▶ YOUR TASK: Output, word for word, the line that contains "What data populates" and all lines after it in the records below, omitting pictures.

------------------------------------

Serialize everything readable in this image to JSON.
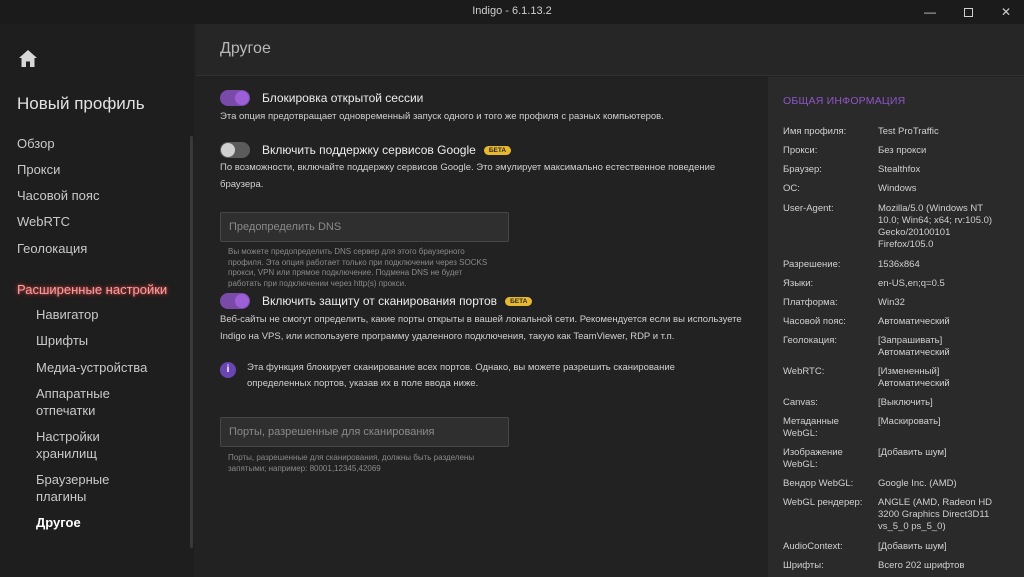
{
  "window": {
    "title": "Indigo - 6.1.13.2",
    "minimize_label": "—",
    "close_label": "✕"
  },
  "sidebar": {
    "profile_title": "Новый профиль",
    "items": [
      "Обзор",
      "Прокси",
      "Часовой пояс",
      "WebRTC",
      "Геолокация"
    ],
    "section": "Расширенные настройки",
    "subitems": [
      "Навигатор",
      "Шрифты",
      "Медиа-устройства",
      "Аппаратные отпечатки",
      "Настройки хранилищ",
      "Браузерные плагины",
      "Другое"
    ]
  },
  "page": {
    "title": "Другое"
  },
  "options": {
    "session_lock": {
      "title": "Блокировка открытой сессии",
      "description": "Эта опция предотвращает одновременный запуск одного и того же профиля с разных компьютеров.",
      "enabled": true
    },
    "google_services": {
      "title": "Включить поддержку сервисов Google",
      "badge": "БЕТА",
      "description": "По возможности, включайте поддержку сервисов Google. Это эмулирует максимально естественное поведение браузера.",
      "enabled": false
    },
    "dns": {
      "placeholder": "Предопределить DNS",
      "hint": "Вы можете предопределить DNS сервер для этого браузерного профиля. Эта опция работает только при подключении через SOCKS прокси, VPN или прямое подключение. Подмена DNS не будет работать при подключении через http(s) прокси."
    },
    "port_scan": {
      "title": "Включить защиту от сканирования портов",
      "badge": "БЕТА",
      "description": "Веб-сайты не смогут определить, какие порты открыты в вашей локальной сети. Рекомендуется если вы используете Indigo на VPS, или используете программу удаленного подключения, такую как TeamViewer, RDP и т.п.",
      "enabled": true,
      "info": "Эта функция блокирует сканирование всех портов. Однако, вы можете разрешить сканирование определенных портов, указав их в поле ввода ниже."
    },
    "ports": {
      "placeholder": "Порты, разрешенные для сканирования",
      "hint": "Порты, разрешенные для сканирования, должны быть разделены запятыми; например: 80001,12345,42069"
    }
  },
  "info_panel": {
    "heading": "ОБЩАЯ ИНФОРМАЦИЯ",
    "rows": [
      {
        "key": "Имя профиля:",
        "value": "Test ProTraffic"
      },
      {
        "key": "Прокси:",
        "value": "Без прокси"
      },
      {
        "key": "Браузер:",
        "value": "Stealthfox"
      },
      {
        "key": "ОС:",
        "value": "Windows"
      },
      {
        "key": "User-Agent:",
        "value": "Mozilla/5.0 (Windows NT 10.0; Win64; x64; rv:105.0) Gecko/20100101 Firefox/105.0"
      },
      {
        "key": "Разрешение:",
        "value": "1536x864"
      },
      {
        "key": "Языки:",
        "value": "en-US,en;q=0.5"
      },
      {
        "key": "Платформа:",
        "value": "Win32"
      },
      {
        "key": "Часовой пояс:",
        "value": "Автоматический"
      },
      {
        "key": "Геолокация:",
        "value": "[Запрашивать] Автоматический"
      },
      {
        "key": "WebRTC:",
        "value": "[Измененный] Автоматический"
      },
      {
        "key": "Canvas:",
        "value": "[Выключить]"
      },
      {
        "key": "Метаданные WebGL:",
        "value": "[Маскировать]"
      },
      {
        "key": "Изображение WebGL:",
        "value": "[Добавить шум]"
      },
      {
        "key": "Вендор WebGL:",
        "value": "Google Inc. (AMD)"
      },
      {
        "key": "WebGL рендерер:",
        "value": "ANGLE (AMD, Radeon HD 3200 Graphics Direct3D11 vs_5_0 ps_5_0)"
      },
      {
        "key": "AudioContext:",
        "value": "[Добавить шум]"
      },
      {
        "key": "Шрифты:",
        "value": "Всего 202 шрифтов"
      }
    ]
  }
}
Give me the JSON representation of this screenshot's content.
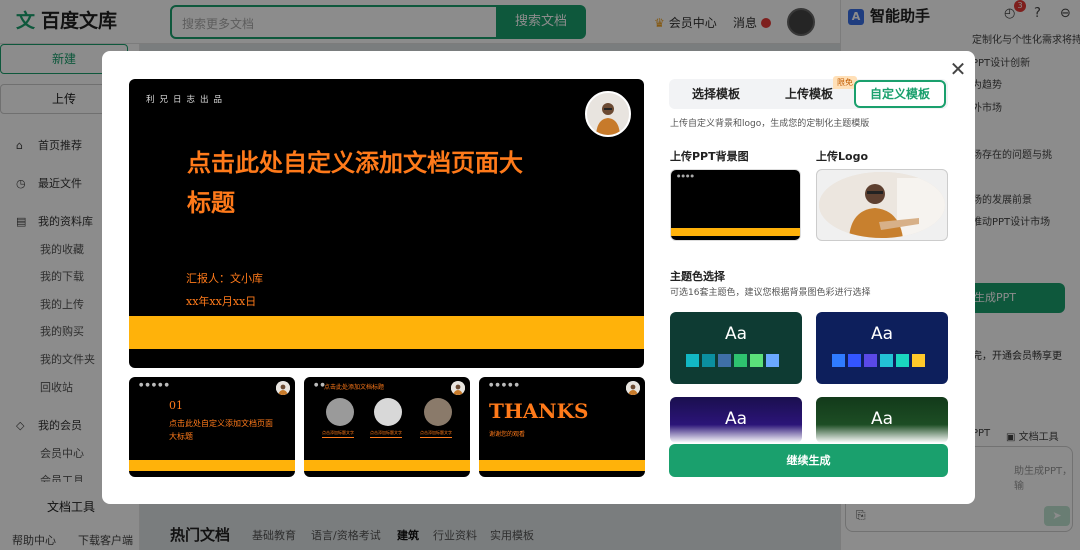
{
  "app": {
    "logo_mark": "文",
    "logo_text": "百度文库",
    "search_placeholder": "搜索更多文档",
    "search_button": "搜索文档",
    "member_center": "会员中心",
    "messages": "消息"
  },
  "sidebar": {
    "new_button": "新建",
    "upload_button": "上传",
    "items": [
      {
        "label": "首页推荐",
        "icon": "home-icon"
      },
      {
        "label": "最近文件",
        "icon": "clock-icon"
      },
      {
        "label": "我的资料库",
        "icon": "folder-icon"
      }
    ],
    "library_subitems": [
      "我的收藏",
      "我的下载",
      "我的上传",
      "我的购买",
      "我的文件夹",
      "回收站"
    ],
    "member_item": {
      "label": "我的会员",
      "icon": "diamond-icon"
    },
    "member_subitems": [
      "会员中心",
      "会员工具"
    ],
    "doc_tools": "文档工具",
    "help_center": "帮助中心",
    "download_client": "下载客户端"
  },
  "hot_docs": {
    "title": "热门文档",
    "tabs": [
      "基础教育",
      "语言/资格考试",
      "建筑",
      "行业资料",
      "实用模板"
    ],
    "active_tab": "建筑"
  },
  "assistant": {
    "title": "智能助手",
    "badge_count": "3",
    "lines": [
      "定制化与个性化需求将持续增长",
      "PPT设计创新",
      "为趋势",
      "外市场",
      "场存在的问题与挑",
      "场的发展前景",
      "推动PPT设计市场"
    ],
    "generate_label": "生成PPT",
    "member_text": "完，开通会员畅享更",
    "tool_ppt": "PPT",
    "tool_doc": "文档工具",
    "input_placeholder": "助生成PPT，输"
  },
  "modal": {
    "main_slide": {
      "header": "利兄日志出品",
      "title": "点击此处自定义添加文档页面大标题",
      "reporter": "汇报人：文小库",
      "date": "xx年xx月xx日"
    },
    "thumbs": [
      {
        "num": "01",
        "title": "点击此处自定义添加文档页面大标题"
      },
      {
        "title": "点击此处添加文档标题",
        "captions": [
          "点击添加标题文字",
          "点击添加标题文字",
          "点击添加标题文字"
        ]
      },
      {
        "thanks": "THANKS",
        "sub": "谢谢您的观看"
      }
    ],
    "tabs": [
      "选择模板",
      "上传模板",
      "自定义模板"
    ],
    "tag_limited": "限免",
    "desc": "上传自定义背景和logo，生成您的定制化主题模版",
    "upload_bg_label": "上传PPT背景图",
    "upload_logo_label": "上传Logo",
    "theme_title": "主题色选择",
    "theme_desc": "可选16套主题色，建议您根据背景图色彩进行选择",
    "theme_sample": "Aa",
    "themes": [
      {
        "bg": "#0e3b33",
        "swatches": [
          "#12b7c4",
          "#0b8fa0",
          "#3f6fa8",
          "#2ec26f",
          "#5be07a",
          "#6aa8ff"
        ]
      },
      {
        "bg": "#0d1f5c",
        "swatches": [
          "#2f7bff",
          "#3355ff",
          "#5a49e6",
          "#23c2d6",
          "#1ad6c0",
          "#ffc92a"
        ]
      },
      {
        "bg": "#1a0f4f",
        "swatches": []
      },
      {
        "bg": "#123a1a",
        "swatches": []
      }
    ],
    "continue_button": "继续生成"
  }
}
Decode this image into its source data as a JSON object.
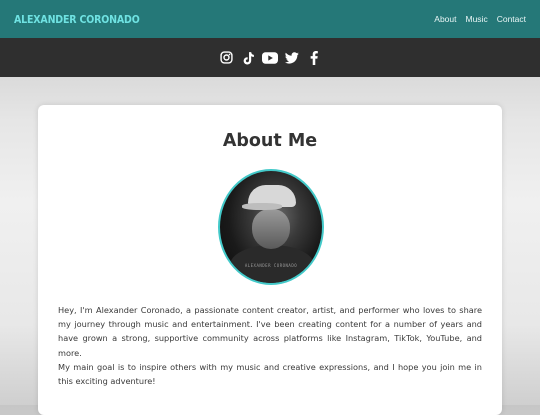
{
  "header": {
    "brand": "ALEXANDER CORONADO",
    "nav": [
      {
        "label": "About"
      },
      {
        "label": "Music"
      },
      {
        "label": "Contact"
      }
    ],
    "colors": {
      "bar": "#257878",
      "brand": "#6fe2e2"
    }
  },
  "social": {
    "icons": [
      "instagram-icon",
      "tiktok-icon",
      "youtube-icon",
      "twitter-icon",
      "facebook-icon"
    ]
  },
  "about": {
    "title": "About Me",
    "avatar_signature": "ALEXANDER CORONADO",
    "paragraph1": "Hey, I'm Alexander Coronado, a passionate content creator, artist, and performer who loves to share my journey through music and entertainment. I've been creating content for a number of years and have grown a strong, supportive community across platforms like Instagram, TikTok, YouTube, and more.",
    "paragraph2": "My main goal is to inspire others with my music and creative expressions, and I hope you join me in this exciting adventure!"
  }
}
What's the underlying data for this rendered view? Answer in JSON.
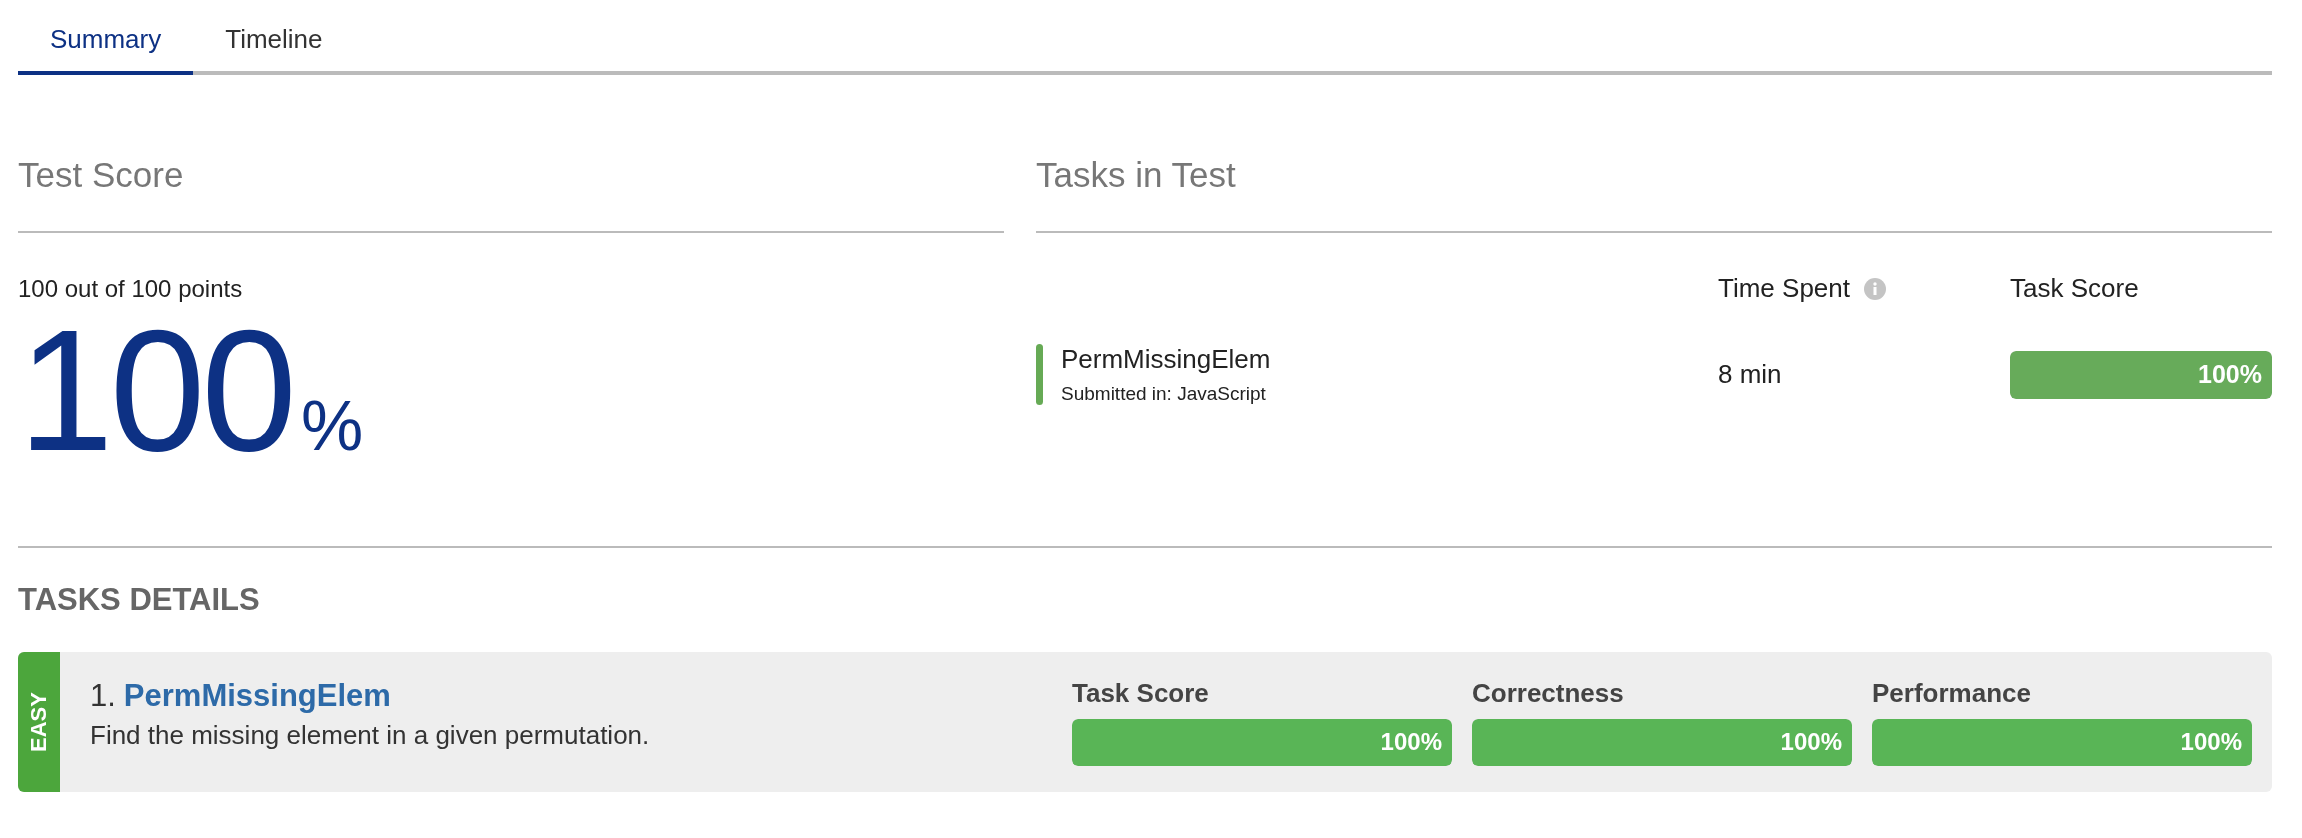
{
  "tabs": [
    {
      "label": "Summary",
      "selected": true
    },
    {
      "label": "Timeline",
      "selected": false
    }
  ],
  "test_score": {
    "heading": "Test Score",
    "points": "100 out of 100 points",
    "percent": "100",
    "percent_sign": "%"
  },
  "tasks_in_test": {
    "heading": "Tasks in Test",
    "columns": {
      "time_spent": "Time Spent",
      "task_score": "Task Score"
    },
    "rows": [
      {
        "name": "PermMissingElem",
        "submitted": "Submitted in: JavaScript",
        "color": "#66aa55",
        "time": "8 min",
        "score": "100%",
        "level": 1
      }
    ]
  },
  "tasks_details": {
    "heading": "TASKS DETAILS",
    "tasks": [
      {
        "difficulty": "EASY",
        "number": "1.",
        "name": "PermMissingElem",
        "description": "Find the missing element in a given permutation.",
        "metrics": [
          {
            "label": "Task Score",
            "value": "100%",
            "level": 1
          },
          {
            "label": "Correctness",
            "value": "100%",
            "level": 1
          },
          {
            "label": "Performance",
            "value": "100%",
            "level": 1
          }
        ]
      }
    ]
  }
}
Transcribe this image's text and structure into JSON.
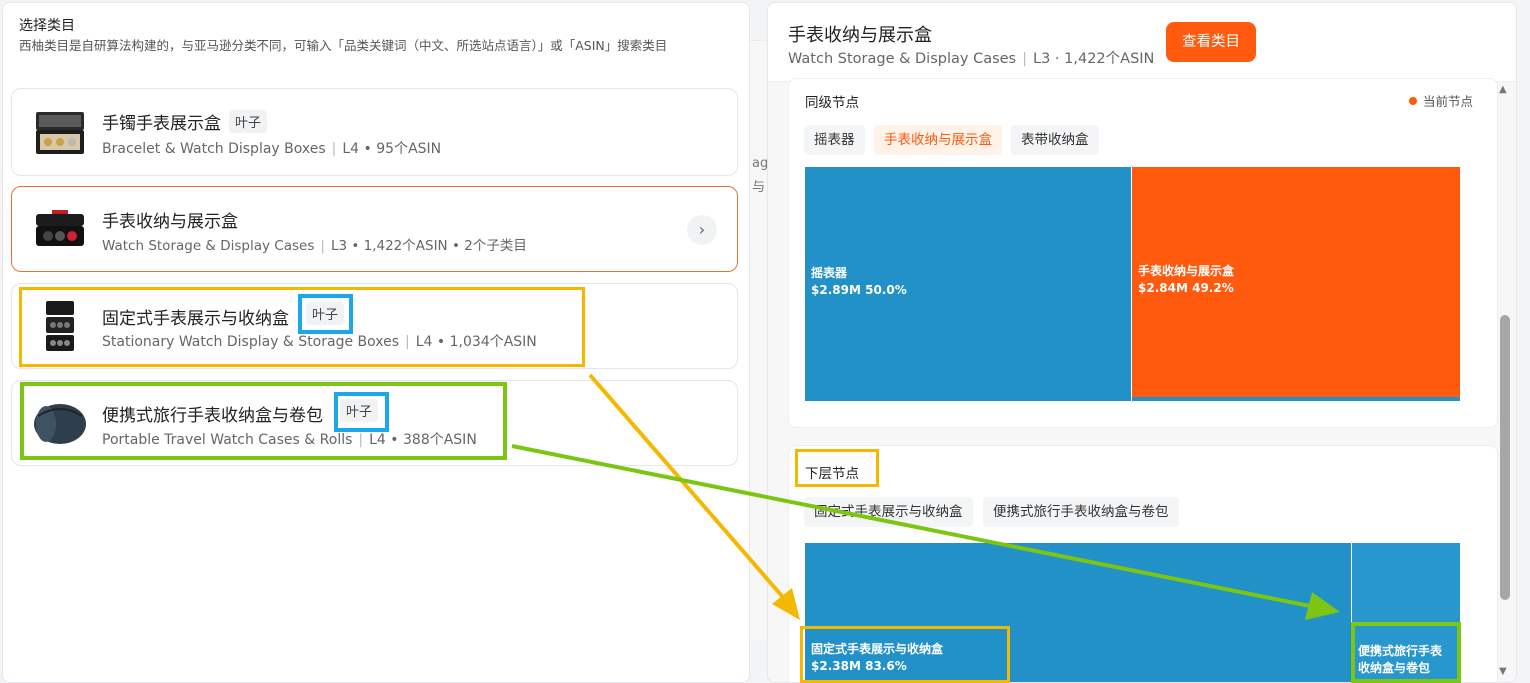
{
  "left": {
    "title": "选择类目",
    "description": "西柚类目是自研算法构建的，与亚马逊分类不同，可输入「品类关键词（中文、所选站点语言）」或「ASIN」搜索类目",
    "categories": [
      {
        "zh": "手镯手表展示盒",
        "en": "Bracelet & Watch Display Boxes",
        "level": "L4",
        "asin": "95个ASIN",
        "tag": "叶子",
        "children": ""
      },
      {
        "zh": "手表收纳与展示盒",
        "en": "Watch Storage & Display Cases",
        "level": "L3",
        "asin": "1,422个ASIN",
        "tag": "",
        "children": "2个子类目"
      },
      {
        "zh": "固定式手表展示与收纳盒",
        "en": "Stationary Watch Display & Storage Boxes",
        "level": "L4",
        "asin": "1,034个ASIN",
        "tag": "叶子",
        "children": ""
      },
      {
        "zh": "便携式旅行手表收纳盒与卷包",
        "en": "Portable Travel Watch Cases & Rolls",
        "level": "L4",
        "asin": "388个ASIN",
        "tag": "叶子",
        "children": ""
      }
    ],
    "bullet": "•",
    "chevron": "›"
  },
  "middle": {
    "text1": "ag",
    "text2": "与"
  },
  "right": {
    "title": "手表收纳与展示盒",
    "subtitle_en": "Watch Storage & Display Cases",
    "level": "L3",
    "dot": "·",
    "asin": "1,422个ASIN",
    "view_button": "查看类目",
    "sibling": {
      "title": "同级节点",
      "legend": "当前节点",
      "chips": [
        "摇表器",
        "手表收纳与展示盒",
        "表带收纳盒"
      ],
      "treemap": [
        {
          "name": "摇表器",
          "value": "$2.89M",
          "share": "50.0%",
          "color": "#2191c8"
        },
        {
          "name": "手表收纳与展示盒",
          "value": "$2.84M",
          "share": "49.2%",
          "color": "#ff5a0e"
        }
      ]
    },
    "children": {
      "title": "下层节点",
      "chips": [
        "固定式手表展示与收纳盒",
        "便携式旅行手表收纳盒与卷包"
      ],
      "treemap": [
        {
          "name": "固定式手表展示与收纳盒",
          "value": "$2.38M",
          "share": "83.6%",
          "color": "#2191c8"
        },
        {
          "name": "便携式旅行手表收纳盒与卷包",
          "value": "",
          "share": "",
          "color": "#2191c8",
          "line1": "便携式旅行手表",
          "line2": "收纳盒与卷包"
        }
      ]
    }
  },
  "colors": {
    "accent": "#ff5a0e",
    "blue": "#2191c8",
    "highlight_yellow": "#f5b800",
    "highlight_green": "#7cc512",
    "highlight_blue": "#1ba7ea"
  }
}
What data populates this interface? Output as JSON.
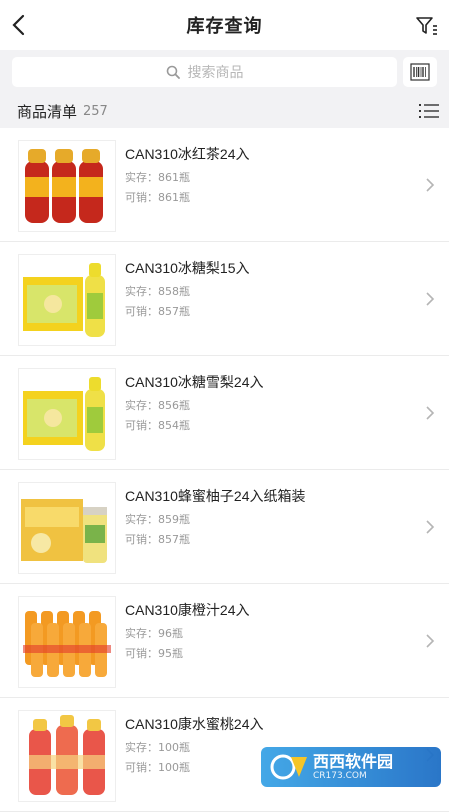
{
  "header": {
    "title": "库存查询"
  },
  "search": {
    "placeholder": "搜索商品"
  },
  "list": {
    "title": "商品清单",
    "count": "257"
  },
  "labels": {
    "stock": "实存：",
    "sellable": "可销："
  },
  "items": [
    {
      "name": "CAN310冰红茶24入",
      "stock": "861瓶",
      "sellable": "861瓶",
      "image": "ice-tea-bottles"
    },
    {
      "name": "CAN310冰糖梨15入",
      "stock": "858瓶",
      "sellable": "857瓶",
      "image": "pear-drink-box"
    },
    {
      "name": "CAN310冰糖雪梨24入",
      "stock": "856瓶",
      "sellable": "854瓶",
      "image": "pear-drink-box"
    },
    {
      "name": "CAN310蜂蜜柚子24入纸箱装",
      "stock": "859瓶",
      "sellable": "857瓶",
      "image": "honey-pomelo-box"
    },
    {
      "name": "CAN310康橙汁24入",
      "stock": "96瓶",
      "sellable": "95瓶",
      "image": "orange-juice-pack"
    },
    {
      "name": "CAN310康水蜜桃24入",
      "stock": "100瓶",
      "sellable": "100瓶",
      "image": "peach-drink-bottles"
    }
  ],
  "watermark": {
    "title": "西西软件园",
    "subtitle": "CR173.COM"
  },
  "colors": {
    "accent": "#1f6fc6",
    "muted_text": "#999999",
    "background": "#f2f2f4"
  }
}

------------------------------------

▶ RESPONSE BELOW:
What data populates this interface? Output as JSON.
{
  "header": {
    "title": "库存查询"
  },
  "search": {
    "placeholder": "搜索商品"
  },
  "list": {
    "title": "商品清单",
    "count": "257"
  },
  "labels": {
    "stock": "实存：",
    "sellable": "可销："
  },
  "items": [
    {
      "name": "CAN310冰红茶24入",
      "stock": "861瓶",
      "sellable": "861瓶",
      "image": "ice-tea-bottles"
    },
    {
      "name": "CAN310冰糖梨15入",
      "stock": "858瓶",
      "sellable": "857瓶",
      "image": "pear-drink-box"
    },
    {
      "name": "CAN310冰糖雪梨24入",
      "stock": "856瓶",
      "sellable": "854瓶",
      "image": "pear-drink-box"
    },
    {
      "name": "CAN310蜂蜜柚子24入纸箱装",
      "stock": "859瓶",
      "sellable": "857瓶",
      "image": "honey-pomelo-box"
    },
    {
      "name": "CAN310康橙汁24入",
      "stock": "96瓶",
      "sellable": "95瓶",
      "image": "orange-juice-pack"
    },
    {
      "name": "CAN310康水蜜桃24入",
      "stock": "100瓶",
      "sellable": "100瓶",
      "image": "peach-drink-bottles"
    }
  ],
  "watermark": {
    "title": "西西软件园",
    "subtitle": "CR173.COM"
  },
  "colors": {
    "accent": "#1f6fc6",
    "muted_text": "#999999",
    "background": "#f2f2f4"
  }
}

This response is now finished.